Before my illness I had often asked myself if I were permitted to publish or even speak of my secret knowledge. I later set it all down in Aion. I realized it was my duty to communicate these thoughts, yet I doubted whether I was allowed to give expression to them. During my illness I received confirmation and I now knew that everything had meaning and that everything was perfect. ~Carl Jung, Jung–White Letters, Page 103.
Conforming to the divine will I live for mankind, not only for myself, and whoever understands this message contained in and conveyed by my writing will also live for me. ~Carl Jung Letter to Victor White, 23 Jan 1947.
Another aspect of this concretism is the rigidity of scholastic philosophy, through which Father “White” is wriggling as well as he can. He is at bottom an honest and sincere man who cannot but admit the importance of psychology, but the trouble is that he gets into an awful stew about it. ~Carl Jung, Letters Vol. II, Pages 227-229
Yesterday I had a marvellous dream: One bluish diamond-like star high in heaven, reflected in a round, quiet pool—heaven above, heaven below—. The imago Dei in the darkness of the Earth, this is myself. . . . It seems to me as if I were ready to die, although—as it looks to me—some powerful thoughts are still flickering like lightnings in a summer night. Yet they are not mine, they belong to God, as everything else which bears mentioning. ~Carl Jung, The Jung–White Letters, Page 60.

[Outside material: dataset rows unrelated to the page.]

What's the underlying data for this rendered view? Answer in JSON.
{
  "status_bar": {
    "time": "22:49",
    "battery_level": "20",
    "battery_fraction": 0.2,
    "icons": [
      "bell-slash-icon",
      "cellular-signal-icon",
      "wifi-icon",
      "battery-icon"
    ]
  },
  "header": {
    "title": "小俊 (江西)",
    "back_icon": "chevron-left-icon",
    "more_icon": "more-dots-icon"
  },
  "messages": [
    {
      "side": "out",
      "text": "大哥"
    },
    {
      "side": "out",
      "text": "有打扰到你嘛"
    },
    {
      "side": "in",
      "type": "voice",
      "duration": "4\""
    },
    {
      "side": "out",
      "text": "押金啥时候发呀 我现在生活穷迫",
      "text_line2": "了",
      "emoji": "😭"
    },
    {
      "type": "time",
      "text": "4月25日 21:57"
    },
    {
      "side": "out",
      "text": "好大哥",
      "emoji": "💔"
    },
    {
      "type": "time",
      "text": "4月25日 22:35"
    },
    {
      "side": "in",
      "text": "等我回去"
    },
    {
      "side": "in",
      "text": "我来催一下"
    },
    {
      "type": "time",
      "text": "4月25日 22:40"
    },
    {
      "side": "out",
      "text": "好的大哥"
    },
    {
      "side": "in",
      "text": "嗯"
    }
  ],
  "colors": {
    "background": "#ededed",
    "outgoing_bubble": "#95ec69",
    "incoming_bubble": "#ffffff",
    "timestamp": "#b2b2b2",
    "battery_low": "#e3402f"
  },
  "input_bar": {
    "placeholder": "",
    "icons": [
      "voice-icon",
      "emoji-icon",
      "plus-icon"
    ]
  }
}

As long as you [Victor White] do not identify yourself with the avenging angel, I can feel your humanity and I can tell you that I am really sorry for my misdeeds and sore about God’s ways with the poor anthropoids that were meant to have a brain enabling them to think critically. ~Carl Jung, Letters, Vol. II, Pages 238-243.
My discussion of the privatio boni with Victor [White] was a very unsatisfactory experience. ~Carl Jung, Letters Vol. II, Page 93.
Your aggressive critique has got me in the rear. That’s all. Don’t worry! I think of you [Victor White] in everlasting friendship. ~Carl Jung, Letters Vol. II, Pages 544-546
With the feeling, however, that it would not be granted me to pierce through to his [Victor White] understanding. It was then that I sinned against my better insight, but at least it served as a pretext for my asking his forgiveness and offering him a touch of human feeling in the hope that this would afford him some small relief. ~Carl Jung, Letters Vol. II, Page 563
As I have so earnestly shared in his [Victor White] life and inner development, his death has become another tragic experience for me. ~Carl Jung, Letters Vol. II, Page 563
I have a huge correspondence, see innumerable people but have only two real friends with whom I can speak about my own difficulties; the one is Erich Neumann and he lives in Israel and the other is Father Victor White in England. ~Carl Jung, The Jung–White Letters, Page 334
I cannot tell you how glad I am that I know a man, a theologian, who is conscientious enough to weigh my opinions on the basis of a careful study of my writings! ~Carl Jung to Victor White, 5Oct1945
Thus, when I said that God is a complex, I meant to say: whatever He is, he is at least a very tangible complex. You can say, He is an illusion, but He is at least a psychological fact. I surely never intended to say: He is nothing else but a complex. . . . ~Carl Jung to Victor White, 5Oct1945
I never allow myself to make statements about the divine entity, since such would be a transgression beyond the limit of science.. ~Carl Jung to Victor White, 5Oct1945
My personal view in this matter is that man’s vital energy or libido is the divine pneuma alright. . . . ~Carl Jung to Victor White, 5Oct1945